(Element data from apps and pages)

---*---

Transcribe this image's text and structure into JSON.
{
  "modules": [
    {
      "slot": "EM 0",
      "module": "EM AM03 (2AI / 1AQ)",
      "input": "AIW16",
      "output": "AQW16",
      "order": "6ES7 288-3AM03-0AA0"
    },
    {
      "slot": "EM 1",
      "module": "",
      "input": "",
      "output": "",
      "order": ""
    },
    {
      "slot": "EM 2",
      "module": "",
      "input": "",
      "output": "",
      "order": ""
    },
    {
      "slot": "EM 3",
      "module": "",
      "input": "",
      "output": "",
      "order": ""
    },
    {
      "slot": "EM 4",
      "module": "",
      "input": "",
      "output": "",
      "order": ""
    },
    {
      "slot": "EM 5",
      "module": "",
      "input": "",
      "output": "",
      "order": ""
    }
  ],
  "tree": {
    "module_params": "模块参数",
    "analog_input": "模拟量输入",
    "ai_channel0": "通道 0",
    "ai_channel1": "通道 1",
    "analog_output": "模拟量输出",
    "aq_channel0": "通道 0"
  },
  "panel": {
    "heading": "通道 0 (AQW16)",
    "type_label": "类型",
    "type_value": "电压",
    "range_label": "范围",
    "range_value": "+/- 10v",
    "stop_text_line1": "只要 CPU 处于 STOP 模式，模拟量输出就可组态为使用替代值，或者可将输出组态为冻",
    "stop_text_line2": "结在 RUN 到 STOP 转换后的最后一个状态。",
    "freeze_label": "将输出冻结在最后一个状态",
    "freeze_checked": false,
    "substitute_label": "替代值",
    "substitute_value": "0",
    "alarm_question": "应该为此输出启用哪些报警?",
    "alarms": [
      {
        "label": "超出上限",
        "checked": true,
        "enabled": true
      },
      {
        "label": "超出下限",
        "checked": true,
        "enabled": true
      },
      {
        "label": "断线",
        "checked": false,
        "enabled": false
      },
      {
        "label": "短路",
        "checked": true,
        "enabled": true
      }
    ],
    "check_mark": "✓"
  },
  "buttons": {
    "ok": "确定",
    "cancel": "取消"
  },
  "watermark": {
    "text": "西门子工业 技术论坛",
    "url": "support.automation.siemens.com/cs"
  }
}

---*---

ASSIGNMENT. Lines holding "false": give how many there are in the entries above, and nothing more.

FINAL ANSWER. 3